- **TASK OBJECTIVE**: Please return every record exactly as written, leaving out the pictures.

- **SUPPLIED MATERIAL**:
▬▬▬
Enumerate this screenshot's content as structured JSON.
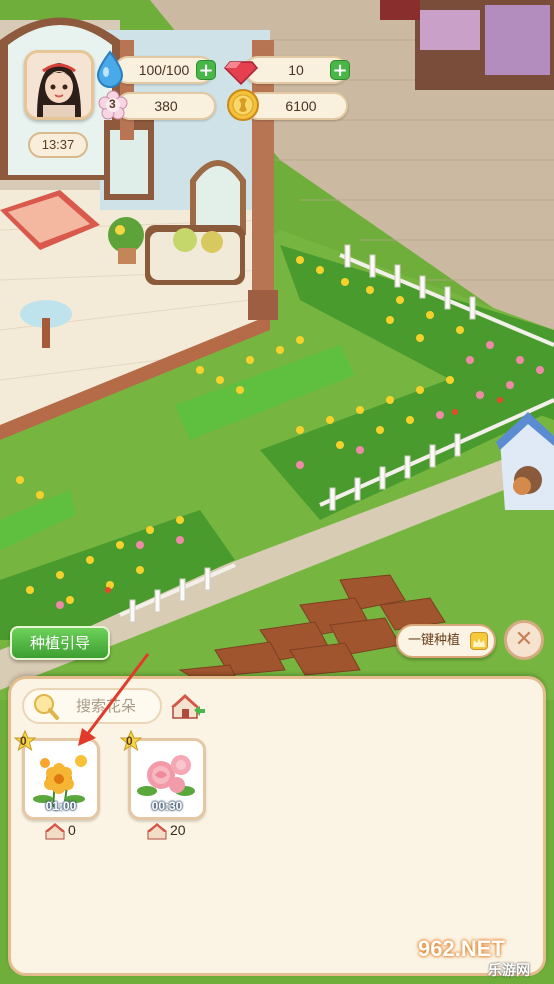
{
  "hud": {
    "time": "13:37",
    "water": "100/100",
    "gems": "10",
    "level": "3",
    "flowers": "380",
    "coins": "6100"
  },
  "buttons": {
    "guide": "种植引导",
    "plant_all": "一键种植"
  },
  "panel": {
    "search_placeholder": "搜索花朵",
    "seeds": [
      {
        "name": "marigold",
        "level": "0",
        "timer": "01:00",
        "cost": "0"
      },
      {
        "name": "rose",
        "level": "0",
        "timer": "00:30",
        "cost": "20"
      }
    ]
  },
  "watermark": {
    "brand": "962.NET",
    "sub": "乐游网"
  },
  "icons": [
    "water-drop-icon",
    "gem-icon",
    "flower-level-icon",
    "coin-icon",
    "plus-icon",
    "search-icon",
    "house-icon",
    "crown-icon",
    "close-icon",
    "star-icon"
  ],
  "colors": {
    "grass": "#6fae3b",
    "panel_bg": "#fbf3e3",
    "panel_border": "#e4bd8f",
    "accent_green": "#49b648"
  }
}
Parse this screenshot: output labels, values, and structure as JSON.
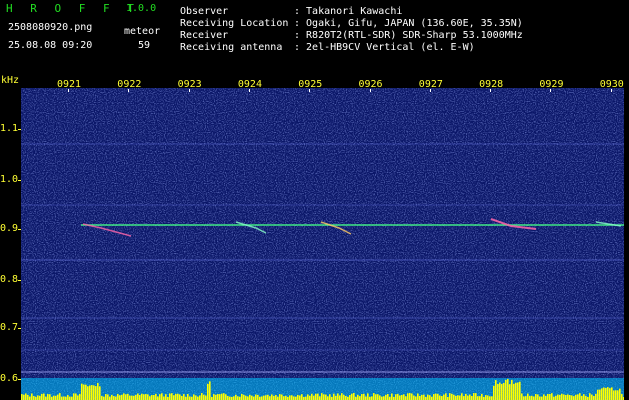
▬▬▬
- **RESPONSE BOX**:
Enumerate this screenshot's content as structured JSON.
{
  "hud": {
    "time": "13:37",
    "water": "100/100",
    "gems": "10",
    "level": "3",
    "flowers": "380",
    "coins": "6100"
  },
  "buttons": {
    "guide": "种植引导",
    "plant_all": "一键种植"
  },
  "panel": {
    "search_placeholder": "搜索花朵",
    "seeds": [
      {
        "name": "marigold",
        "level": "0",
        "timer": "01:00",
        "cost": "0"
      },
      {
        "name": "rose",
        "level": "0",
        "timer": "00:30",
        "cost": "20"
      }
    ]
  },
  "watermark": {
    "brand": "962.NET",
    "sub": "乐游网"
  },
  "icons": [
    "water-drop-icon",
    "gem-icon",
    "flower-level-icon",
    "coin-icon",
    "plus-icon",
    "search-icon",
    "house-icon",
    "crown-icon",
    "close-icon",
    "star-icon"
  ],
  "colors": {
    "grass": "#6fae3b",
    "panel_bg": "#fbf3e3",
    "panel_border": "#e4bd8f",
    "accent_green": "#49b648"
  }
}
Parse this screenshot: output labels, values, and structure as JSON.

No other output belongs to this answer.